koi sushi gulfports,a gulfport community in Texas,has been known for its koi fishing for generations.
This past winter, a local koi expert told the Associated Press, there were around 100,000 koi on the river.
But the koi was caught off the Mississippi by a commercial fisherman who called it a “monster.”
The Gulfport community was devastated, and local businesses closed.
It was a major blow to the local economy, which relied on fish.
But this winter, the koi fisherman told the AP, “I’m not going to be able to make a living off the fish.”
The koi, as well as other local species like koi and carp, were all sold in markets in the Gulfport area.
Some people in the community started to sell koi in the local markets, too.
The town has since reopened.
Now, the community is looking to make its way back to a traditional fishing lifestyle.
It’s all part of a plan to revive the local fish business.
“We don’t want to go back to fishing,” resident Bill Siegel said.
He’s not alone. “
The koi fishery is a vital part of the community,” he said.
He’s not alone.
In recent years, the Gulf of Mexico has seen a steady decline in fish stocks, and many fishermen are worried about the health of the ecosystem.
A recent study by the University of Texas at Austin found that the gulf’s marine ecosystems are in “very poor shape,” with fish populations in particular “under threat.”
The researchers warned that climate change is “not only likely to reduce fish abundance in the gulf, but also the number of species that are able to survive in it.”
The study’s lead author, Jennifer Stewart, said that while fish are important to the Gulf, “the economic impact of climate change and sea level rise will affect their future.”
In addition to the economic impact, the study said, the health impacts of climate changes are “particularly concerning,” as they could lead to a “deteriorating health picture for Gulf species, and in particular the Gulf’s koi.”
The effects of climate warming are already being felt in Gulf waters.
In the past few decades, a number of areas in the region have experienced severe flooding and other extreme weather.
In 2016, a record-breaking storm hit the Gulf Coast, with more than a foot of rain falling on many parts of the state.

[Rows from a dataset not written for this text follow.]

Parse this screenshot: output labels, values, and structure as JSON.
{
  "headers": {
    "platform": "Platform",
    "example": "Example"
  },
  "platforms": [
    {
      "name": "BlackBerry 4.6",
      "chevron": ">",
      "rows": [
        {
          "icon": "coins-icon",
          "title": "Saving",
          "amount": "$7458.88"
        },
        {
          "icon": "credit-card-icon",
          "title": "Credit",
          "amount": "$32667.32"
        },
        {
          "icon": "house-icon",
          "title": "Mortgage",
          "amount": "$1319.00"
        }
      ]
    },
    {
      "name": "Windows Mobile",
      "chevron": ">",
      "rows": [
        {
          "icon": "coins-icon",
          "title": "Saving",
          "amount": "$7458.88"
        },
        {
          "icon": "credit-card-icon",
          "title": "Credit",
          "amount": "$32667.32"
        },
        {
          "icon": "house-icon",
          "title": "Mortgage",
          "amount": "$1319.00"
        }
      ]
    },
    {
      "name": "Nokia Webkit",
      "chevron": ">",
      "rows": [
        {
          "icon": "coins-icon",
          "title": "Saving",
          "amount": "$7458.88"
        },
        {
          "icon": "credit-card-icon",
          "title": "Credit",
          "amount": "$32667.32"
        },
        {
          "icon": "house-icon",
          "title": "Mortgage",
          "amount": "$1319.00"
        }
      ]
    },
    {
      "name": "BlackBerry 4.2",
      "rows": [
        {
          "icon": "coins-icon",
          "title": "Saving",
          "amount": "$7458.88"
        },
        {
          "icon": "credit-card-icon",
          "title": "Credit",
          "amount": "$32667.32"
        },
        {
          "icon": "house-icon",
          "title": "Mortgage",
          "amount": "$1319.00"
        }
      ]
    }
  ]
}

Scientists have warned that the Gulf has seen more than 4.6 billion tons of carbon dioxide equivalent, or CO2, emitted into the atmosphere since the beginning of the industrial revolution.
The rising CO2 levels are already contributing to a rise in the sea level, which could eventually affect coastal communities.
But some scientists say that the impacts of rising CO3 levels have already been felt, and the scientific consensus is that we’re headed toward a warmer climate.
In 2017, scientists from the National Oceanic and Atmospheric Administration and the University, Texas, teamed up to publish a report in the journal Environmental Research Letters, which concluded that global warming is the “single most important driver of observed climate change” in the last 150 years.
According to the report, a rising CO₂ concentration in the atmosphere is “expected to significantly increase global mean surface temperatures by about 1 degree Celsius, from about 0.5 degrees Celsius today to 2 degrees Celsius by 2100.”
A 1 degree increase in CO⁂ concentration will result in a 0.4 degree temperature increase, and an additional 0.6 degree increase would result in an increase of 1.2 degrees.
It said that the effects of rising levels of CO⋅₀ will be felt across the globe, particularly in areas that were previously thought to be particularly susceptible to rising COlevels.
It concluded that this could result in “a substantial negative impact on the health and productivity of human populations, including those in the coastal communities in the U.S. that have experienced the greatest warming effects from the COℂ2 increase.”
That is, the effects will be greatest in areas with the greatest potential for increased CO⇂ concentrations.
But scientists say the impacts will also be greatest on coastal areas that already experience the highest levels of climate stress, like the Gulf.
“For the vast majority of coastal communities, the impact of rising atmospheric CO will be negligible,” the report said.
The authors of the report suggested that this is because “the global carbon budget is already being stretched beyond its limits.”
It’s not just the CO2 in the air that’s causing problems, either.
The study also said that climate changes could lead the world to a state of “catastrophic climate change,” with a range of potentially catastrophic impacts.
These include a warming of more than 1.5 to 3 degrees Celsius in the